“I don’t want people to be surprised if I don’t race in IndyCar again because that’s definitely a possibility,” said 23-year-old Oliver Askew, speaking to The Race for the first time since his release from Arrows McLaren SP was announced.
“So it’s really, really unfortunate and that’s just how the sport is. I was given an incredible, incredible opportunity and it’s just the way it went down. The cards given to me weren’t fantastic.”
On announcing Askew and Patricio O’Ward for 2020 a year ago, McLaren’s Gil de Ferran said: “We have taken time and care to make a driver selection that we believe is in the best long-term interests of Arrow McLaren SP.”
The press release also stated: “Arrow McLaren SP are no strangers to developing young talent into championship winners.” In Askew’s case, the time he actually got to prove himself equates to seven races. That in one of the hardest years ever to be a rookie with shortened weekends, less simulator time, a new aeroscreen changing the car’s behavior and a lack of testing.
Askew has no interest in starting a war of words.
“I always have to respect any decision they make,” he says. “I do feel that within myself I didn’t show my true potential this year which is unfortunate because I’m not sure if I’ll ever get a chance to show my true potential in IndyCar, honestly.
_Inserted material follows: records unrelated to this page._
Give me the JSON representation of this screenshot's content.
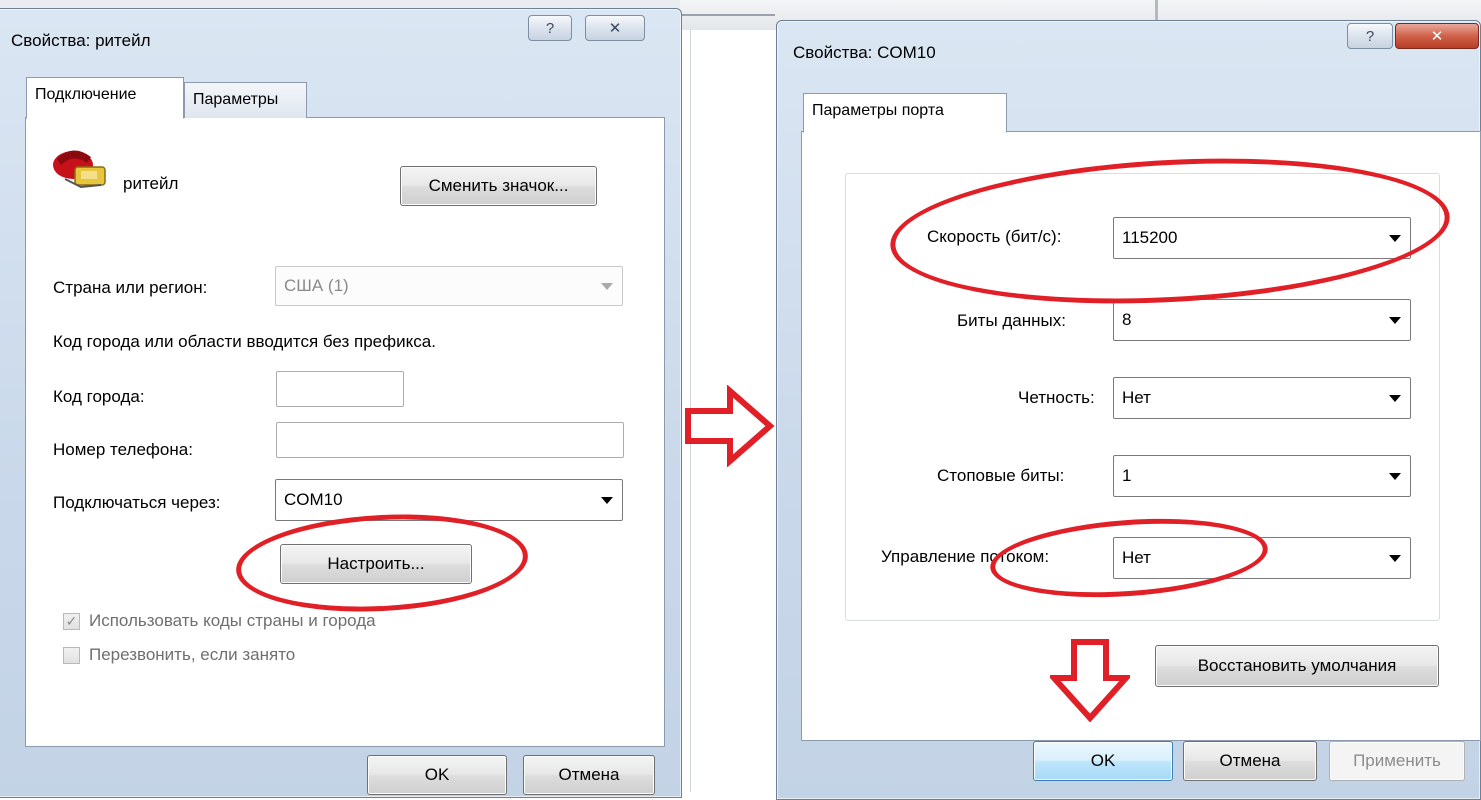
{
  "colors": {
    "annotation_red": "#e01f26",
    "dialog_frame": "#c9d8ea",
    "default_button": "#bee6fd"
  },
  "left_dialog": {
    "title": "Свойства: ритейл",
    "help_label": "?",
    "close_label": "✕",
    "tabs": [
      {
        "label": "Подключение",
        "active": true
      },
      {
        "label": "Параметры",
        "active": false
      }
    ],
    "connection_name": "ритейл",
    "connection_icon": "telephone-icon",
    "change_icon_button": "Сменить значок...",
    "country_label": "Страна или регион:",
    "country_value": "США (1)",
    "hint_text": "Код города или области вводится без префикса.",
    "area_code_label": "Код города:",
    "area_code_value": "",
    "phone_label": "Номер телефона:",
    "phone_value": "",
    "connect_via_label": "Подключаться через:",
    "connect_via_value": "COM10",
    "configure_button": "Настроить...",
    "use_country_code_label": "Использовать коды страны и города",
    "use_country_code_checked": true,
    "redial_label": "Перезвонить, если занято",
    "redial_checked": false,
    "ok_button": "OK",
    "cancel_button": "Отмена"
  },
  "right_dialog": {
    "title": "Свойства: COM10",
    "help_label": "?",
    "close_label": "✕",
    "tabs": [
      {
        "label": "Параметры порта",
        "active": true
      }
    ],
    "speed_label": "Скорость (бит/с):",
    "speed_value": "115200",
    "data_bits_label": "Биты данных:",
    "data_bits_value": "8",
    "parity_label": "Четность:",
    "parity_value": "Нет",
    "stop_bits_label": "Стоповые биты:",
    "stop_bits_value": "1",
    "flow_control_label": "Управление потоком:",
    "flow_control_value": "Нет",
    "restore_defaults_button": "Восстановить умолчания",
    "ok_button": "OK",
    "cancel_button": "Отмена",
    "apply_button": "Применить"
  }
}
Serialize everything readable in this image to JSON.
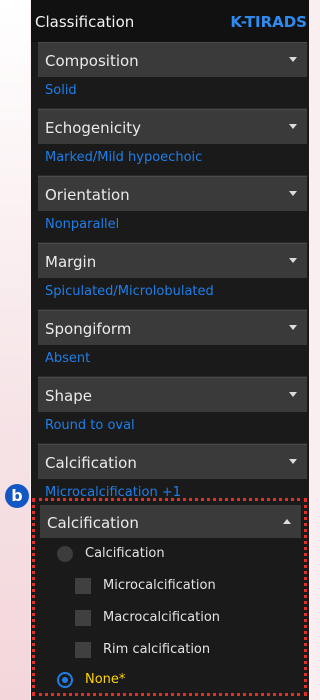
{
  "panel": {
    "title": "Classification",
    "tag": "K-TIRADS"
  },
  "groups": [
    {
      "label": "Composition",
      "value": "Solid"
    },
    {
      "label": "Echogenicity",
      "value": "Marked/Mild hypoechoic"
    },
    {
      "label": "Orientation",
      "value": "Nonparallel"
    },
    {
      "label": "Margin",
      "value": "Spiculated/Microlobulated"
    },
    {
      "label": "Spongiform",
      "value": "Absent"
    },
    {
      "label": "Shape",
      "value": "Round to oval"
    },
    {
      "label": "Calcification",
      "value": "Microcalcification +1"
    }
  ],
  "annotation_badge": "b",
  "expanded": {
    "label": "Calcification",
    "radio_calcification": "Calcification",
    "checkboxes": [
      "Microcalcification",
      "Macrocalcification",
      "Rim calcification"
    ],
    "radio_none": "None*"
  },
  "colors": {
    "accent": "#1f7ee8",
    "highlight_border": "#e0302a",
    "selected_text": "#ffd400"
  }
}
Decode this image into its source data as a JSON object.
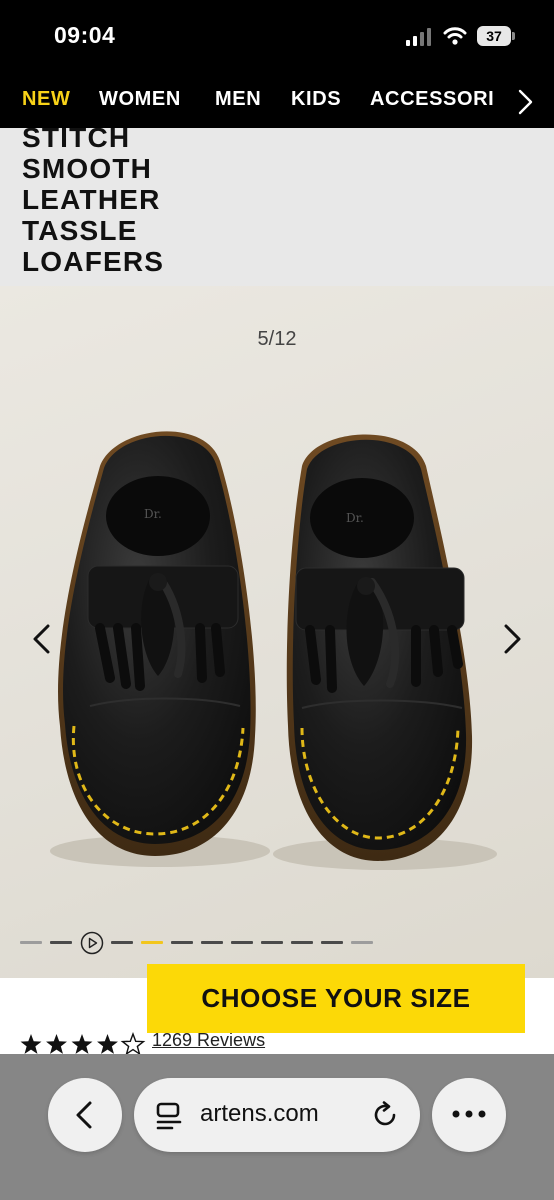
{
  "status": {
    "time": "09:04",
    "battery": "37"
  },
  "nav": {
    "items": [
      "NEW",
      "WOMEN",
      "MEN",
      "KIDS",
      "ACCESSORI"
    ],
    "active_color": "#f8d218"
  },
  "product": {
    "title_lines": [
      "STITCH",
      "SMOOTH",
      "LEATHER",
      "TASSLE",
      "LOAFERS"
    ]
  },
  "gallery": {
    "counter": "5/12",
    "current_index": 5,
    "total": 12
  },
  "cta": {
    "label": "CHOOSE YOUR SIZE",
    "color": "#fcd907"
  },
  "rating": {
    "stars": 4,
    "max": 5,
    "reviews_label": "1269 Reviews"
  },
  "browser": {
    "url": "artens.com"
  },
  "icons": {
    "signal": "signal-icon",
    "wifi": "wifi-icon",
    "battery": "battery-icon",
    "nav_more": "chevron-right-icon",
    "prev": "chevron-left-icon",
    "next": "chevron-right-icon",
    "play": "play-icon",
    "back": "back-icon",
    "reader": "reader-icon",
    "reload": "reload-icon",
    "more": "more-icon"
  }
}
“So, yeah, for me and myself and knowing what I could do, it’s definitely disappointing. But I respect their decision, if they don’t want me to continue then that’s fine.”
Askew says there are no regrets in the decision he made over his health, one other drivers must take note of.
“I think actually, in most sports, concussions kind of go untreated and a lot of professional athletes turn their back on head injuries and kind of just push through it and hope for the best,” Askew says.
“But for me, I knew it was affecting my mood, it was affecting my performance as an athlete and as an IndyCar driver.
“The issues I was going through, it was not easy for both myself and my family. A lot of people showed support and sent me messages and it definitely made me feel better about the decision we made.
“I don’t have any regrets. You don’t really hear about concussions so much in motorsports, but even if it does happen to someone in motorsports it’s very important to take a step back and go through the proper tests.
“Make sure that you’re 100% to get back in the car when you have a shunt like that. I definitely, definitely learned something and hopefully other athletes can learn something as well.”
“So, I think given what we know and how short a time period I’ve had to progress to IndyCar, I think it’s important for people to realize and hopefully the important people do understand that and aren’t short-sighted when they just look at my last half of the year.
“I hope that’s how people look at it because that’s definitely how I do.”
Askew isn’t interested in stepping back to a smaller team, he’s still thirsty to prove what he can do in top machinery.
“I think it’s pretty late in the game, honestly,” he adds. “I have a lot of interest in continuing in IndyCar with a good car.
“I don’t feel like I can prove myself and continue to stay in IndyCar if I don’t have the equipment behind me and obviously there’s a quite a difference between the top four teams and the rest of the teams.
“We’ll see what happens. I’ll continue to keep pushing and continue to find support behind the scenes with my support group, and we’ll see if we can continue.
“But you know, honestly, my main priority right now is to seek out a place where I can continue to grow in motorsport and … find a home.
“Because for the last five years I’ve been changing teams every off-season, going to a different category, and I just want to have the opportunity to to stay somewhere and to continue progressing within myself and within my ability so that’s where my heart lies at the moment.
“Whether that’s in IndyCar or not. Obviously IndyCar is a priority but if that’s not where we land, you know…”